The prediction of a new wave of attacks doesn’t seem far-fetched given that all of the above factors remain relevant. Ransomware is a highly lucrative business model that costs businesses over 1 billion dollars per year, companies remain susceptible to attack and opportunistic hackers constantly evolve their tactics. If a predicted increase in ransomware attacks transpires, what are your best options?
Deploy a multi-layered security strategy
A defense-in-depth approach is crucial for dealing with the threat of ransomware. Organizations simply can’t afford to depend on single layers or points of failure in their defenses. Defense in depth means using multiple layers of security capabilities across people, technology and operations.
To truly deal with ransomware, it’s more prudent to make the assumption that you will be hacked than to think you can just keep the bad guys out. This assumption facilitates a more holistic approach in which you layer defenses across prevention, detection, recovery and other complementary tactics.

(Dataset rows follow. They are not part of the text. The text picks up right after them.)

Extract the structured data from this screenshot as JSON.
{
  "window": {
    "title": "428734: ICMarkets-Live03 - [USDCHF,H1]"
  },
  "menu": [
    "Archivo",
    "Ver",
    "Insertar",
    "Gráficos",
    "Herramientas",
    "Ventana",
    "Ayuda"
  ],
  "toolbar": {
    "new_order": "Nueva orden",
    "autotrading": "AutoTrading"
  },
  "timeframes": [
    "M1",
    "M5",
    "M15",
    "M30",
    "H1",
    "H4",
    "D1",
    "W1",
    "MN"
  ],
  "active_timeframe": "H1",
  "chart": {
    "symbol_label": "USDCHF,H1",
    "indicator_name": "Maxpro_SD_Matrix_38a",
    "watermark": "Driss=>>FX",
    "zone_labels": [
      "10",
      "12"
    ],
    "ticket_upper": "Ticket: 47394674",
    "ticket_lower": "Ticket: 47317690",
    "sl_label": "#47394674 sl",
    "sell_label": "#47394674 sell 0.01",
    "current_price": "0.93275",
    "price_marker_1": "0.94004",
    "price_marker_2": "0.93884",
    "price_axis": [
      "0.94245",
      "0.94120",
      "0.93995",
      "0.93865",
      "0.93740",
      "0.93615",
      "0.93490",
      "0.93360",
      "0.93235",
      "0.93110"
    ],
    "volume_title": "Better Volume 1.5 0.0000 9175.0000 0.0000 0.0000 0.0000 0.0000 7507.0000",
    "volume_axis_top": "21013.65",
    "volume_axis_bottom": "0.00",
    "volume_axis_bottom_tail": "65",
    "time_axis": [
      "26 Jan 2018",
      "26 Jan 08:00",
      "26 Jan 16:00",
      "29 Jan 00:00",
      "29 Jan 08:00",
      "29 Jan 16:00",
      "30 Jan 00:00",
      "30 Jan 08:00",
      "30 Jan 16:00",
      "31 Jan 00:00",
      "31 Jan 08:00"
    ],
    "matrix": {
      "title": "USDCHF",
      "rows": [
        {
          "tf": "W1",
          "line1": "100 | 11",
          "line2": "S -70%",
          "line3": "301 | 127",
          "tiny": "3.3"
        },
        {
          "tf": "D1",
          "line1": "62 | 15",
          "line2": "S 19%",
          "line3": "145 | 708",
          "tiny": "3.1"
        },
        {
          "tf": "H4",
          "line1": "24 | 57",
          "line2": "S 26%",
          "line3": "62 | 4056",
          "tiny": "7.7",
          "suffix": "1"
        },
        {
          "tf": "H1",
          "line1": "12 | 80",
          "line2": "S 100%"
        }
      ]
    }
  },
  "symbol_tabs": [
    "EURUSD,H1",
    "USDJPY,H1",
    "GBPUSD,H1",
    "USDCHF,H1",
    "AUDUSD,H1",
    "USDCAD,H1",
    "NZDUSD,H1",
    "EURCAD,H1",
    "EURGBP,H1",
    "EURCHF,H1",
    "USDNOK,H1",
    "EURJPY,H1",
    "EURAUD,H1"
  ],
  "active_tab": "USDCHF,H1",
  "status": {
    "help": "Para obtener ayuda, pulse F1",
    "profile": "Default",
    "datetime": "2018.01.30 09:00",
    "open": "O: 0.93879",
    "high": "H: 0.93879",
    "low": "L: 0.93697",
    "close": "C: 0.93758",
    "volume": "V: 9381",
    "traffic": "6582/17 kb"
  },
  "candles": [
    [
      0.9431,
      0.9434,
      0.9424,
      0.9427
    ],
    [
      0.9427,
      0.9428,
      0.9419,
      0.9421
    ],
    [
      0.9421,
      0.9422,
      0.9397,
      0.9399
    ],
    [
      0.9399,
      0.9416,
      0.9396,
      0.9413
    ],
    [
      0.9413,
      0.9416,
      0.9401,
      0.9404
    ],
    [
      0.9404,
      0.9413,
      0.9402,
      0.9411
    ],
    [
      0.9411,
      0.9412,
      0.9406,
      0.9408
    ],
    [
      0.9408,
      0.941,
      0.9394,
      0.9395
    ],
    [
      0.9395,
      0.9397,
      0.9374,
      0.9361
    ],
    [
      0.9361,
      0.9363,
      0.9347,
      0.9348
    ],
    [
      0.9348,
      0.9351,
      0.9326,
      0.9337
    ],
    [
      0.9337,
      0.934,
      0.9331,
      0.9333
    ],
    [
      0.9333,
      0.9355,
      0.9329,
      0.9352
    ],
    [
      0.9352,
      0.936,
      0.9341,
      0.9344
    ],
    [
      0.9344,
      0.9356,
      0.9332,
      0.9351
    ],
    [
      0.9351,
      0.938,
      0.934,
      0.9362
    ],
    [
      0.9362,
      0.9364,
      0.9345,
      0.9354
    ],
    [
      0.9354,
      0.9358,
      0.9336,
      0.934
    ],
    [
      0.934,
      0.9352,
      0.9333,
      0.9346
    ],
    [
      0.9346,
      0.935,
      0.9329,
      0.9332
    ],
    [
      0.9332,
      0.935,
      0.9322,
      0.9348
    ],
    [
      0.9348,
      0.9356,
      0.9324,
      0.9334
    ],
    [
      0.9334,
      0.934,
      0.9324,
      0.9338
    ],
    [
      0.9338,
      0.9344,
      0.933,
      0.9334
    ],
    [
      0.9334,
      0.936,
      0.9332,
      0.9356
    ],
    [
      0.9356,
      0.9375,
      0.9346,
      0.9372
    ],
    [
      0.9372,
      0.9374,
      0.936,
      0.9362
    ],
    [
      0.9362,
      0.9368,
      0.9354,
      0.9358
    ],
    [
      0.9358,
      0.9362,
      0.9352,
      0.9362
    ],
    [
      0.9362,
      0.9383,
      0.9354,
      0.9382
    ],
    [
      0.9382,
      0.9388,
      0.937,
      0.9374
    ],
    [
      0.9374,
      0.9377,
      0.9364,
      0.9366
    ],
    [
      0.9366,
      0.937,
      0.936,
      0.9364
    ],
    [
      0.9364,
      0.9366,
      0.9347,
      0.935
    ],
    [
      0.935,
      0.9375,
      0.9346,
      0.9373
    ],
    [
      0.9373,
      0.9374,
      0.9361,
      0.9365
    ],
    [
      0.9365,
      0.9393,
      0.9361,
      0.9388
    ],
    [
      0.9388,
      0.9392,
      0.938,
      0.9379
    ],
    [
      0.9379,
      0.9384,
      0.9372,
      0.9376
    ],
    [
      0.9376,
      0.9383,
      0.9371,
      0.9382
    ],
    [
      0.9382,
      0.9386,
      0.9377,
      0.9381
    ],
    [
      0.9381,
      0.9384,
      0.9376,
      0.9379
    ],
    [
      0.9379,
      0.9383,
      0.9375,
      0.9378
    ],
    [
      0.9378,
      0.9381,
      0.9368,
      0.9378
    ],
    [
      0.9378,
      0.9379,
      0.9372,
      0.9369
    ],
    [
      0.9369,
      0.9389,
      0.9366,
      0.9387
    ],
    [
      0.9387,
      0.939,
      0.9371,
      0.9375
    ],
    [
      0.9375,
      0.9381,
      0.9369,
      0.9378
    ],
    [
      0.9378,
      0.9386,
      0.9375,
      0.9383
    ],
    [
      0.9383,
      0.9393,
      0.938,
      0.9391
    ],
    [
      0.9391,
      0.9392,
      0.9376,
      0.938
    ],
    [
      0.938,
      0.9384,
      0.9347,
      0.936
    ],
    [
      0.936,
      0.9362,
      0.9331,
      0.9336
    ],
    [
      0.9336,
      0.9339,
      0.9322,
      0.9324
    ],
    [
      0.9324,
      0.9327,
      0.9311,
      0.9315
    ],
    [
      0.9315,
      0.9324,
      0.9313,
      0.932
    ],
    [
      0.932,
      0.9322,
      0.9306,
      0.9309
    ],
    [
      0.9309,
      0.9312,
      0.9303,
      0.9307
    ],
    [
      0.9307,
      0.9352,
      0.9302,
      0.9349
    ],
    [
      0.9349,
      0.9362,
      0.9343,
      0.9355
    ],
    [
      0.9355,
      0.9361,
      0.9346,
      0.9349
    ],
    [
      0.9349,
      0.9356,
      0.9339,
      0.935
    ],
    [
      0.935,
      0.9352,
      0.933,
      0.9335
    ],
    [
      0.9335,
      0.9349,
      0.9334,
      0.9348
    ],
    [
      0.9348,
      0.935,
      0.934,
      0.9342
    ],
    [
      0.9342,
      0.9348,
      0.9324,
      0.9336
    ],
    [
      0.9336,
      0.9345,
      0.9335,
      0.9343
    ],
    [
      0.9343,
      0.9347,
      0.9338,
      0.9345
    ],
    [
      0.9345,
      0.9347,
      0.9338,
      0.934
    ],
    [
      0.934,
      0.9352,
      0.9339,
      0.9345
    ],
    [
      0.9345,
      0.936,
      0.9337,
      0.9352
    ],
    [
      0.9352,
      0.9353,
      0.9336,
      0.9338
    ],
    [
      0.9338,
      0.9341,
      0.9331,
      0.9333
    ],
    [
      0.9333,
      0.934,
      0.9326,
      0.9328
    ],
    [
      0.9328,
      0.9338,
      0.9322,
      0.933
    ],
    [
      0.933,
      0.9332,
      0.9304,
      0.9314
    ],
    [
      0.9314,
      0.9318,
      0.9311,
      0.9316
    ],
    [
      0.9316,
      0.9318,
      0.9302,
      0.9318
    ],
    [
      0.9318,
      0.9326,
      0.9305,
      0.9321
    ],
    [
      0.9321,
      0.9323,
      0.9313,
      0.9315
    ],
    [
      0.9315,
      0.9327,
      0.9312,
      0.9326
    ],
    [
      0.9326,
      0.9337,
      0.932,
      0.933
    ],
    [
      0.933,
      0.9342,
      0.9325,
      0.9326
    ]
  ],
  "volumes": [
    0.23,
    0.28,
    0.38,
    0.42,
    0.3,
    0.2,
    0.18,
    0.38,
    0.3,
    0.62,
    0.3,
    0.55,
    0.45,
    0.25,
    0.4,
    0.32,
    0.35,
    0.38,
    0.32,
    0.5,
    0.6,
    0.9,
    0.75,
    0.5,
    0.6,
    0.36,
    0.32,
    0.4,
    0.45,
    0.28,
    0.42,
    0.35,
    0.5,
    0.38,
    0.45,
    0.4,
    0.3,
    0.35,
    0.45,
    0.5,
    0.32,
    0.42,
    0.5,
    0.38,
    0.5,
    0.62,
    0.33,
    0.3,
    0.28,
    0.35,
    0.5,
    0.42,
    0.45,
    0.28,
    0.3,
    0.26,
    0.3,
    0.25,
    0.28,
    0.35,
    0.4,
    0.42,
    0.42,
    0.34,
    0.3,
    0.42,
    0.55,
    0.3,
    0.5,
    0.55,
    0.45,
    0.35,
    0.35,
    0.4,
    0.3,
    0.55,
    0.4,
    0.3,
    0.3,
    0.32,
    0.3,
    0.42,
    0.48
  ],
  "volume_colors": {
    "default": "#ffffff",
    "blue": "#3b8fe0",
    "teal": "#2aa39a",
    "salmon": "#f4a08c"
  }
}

Deploying a multi-layered security strategy might see you implementing staff training, multi-factor authentication, secure network configuration and endpoint security tools as preventative controls. Network segmentation, incident response, SSL visibility and threat hunting help with detection and response while a solid backup strategy helps you rapidly recover the availability of your most vital systems and data if they get locked down by a ransomware variant.
Leverage managed detection and response

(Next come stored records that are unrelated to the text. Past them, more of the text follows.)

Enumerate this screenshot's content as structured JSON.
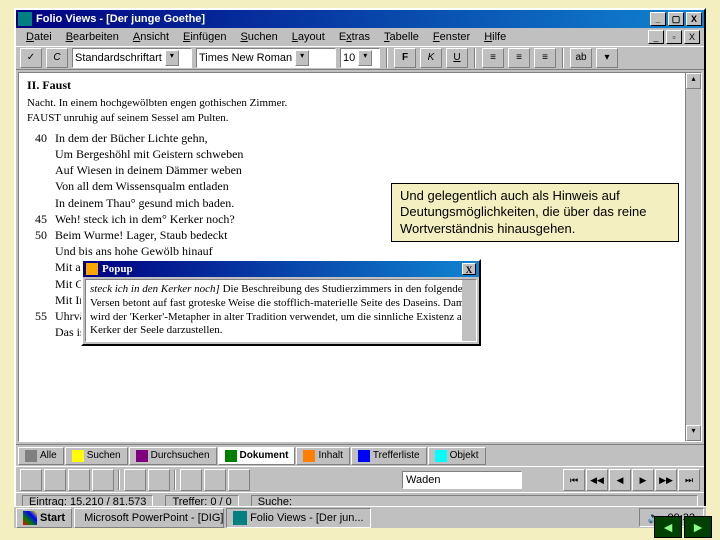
{
  "app": {
    "title": "Folio Views - [Der junge Goethe]"
  },
  "menu": [
    "Datei",
    "Bearbeiten",
    "Ansicht",
    "Einfügen",
    "Suchen",
    "Layout",
    "Extras",
    "Tabelle",
    "Fenster",
    "Hilfe"
  ],
  "toolbar": {
    "style_label": "Standardschriftart",
    "font": "Times New Roman",
    "size": "10",
    "b": "F",
    "i": "K",
    "u": "U"
  },
  "text": {
    "heading": "II. Faust",
    "sub1": "Nacht. In einem hochgewölbten engen gothischen Zimmer.",
    "sub2": "FAUST unruhig auf seinem Sessel am Pulten.",
    "lines": [
      {
        "n": "40",
        "t": "In dem der Bücher Lichte gehn,"
      },
      {
        "n": "",
        "t": "Um Bergeshöhl mit Geistern schweben"
      },
      {
        "n": "",
        "t": "Auf Wiesen in deinem Dämmer weben"
      },
      {
        "n": "",
        "t": "Von all dem Wissensqualm entladen"
      },
      {
        "n": "",
        "t": "In deinem Thau° gesund mich baden."
      },
      {
        "n": "",
        "t": ""
      },
      {
        "n": "45",
        "t": "Weh! steck ich in dem° Kerker noch?"
      },
      {
        "n": "",
        "t": ""
      },
      {
        "n": "",
        "t": ""
      },
      {
        "n": "",
        "t": ""
      },
      {
        "n": "",
        "t": ""
      },
      {
        "n": "50",
        "t": "Beim Wurme! Lager, Staub bedeckt"
      },
      {
        "n": "",
        "t": "Und bis ans hohe Gewölb hinauf"
      },
      {
        "n": "",
        "t": "Mit angeraucht Papier besteckt"
      },
      {
        "n": "",
        "t": "Mit Gläsern Büchsen rings bestellt"
      },
      {
        "n": "",
        "t": "Mit Instrumenten vollgepropft"
      },
      {
        "n": "55",
        "t": "Uhrväter Hausrath drein gestopft,"
      },
      {
        "n": "",
        "t": "Das ist deine Welt, das heisst eine Welt."
      }
    ]
  },
  "overlay": "Und gelegentlich auch als Hinweis auf Deutungsmöglichkeiten, die über das reine Wortverständnis hinausgehen.",
  "popup": {
    "title": "Popup",
    "bold": "steck ich in den Kerker noch]",
    "body": " Die Beschreibung des Studierzimmers in den folgenden Versen betont auf fast groteske Weise die stofflich-materielle Seite des Daseins. Damit wird der 'Kerker'-Metapher in alter Tradition verwendet, um die sinnliche Existenz als Kerker der Seele darzustellen."
  },
  "tabs": [
    "Alle",
    "Suchen",
    "Durchsuchen",
    "Dokument",
    "Inhalt",
    "Trefferliste",
    "Objekt"
  ],
  "tb2_field": "Waden",
  "status": {
    "entry": "Eintrag: 15.210 / 81.573",
    "hits": "Treffer: 0 / 0",
    "search": "Suche:"
  },
  "taskbar": {
    "start": "Start",
    "tasks": [
      "Microsoft PowerPoint - [DIG]",
      "Folio Views - [Der jun..."
    ],
    "time": "09:32"
  }
}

Managed detection and response (MDR) provides you with a proactive approach to detecting and responding to potential ransomware attacks. MDR services fill critical cybersecurity gaps by using outside experts to monitor your network and systems 24/7, using advanced technologies such as machine learning and behavioral analytics to identify and investigate potential threats.
Security experts at MDR service providers give you uniquely battle-hardened knowledge that comes from dealing with a greater volume and variety of threats than the typical organization ever sees. Accessing expert knowledge and skills without any need to navigate a labor market defined by talent shortages saves a huge burden in time and cost while giving you noticeable improvements in your ransomware defenses.
Lastly, some MDR providers offer advice that can guide you on how to respond to ransomware attacks and develop incident response plans that are tailored to your specific needs. This can include recommendations on how to isolate infected systems, assess the scope of the attack, and determine the best course of action.
Nuspire’s MDR service readies your organization for combating the threat of ransomware. Thwart attacks in the cloud, on the network and on your endpoint systems with cyber threat monitoring and rapid incident response that’s always on the lookout.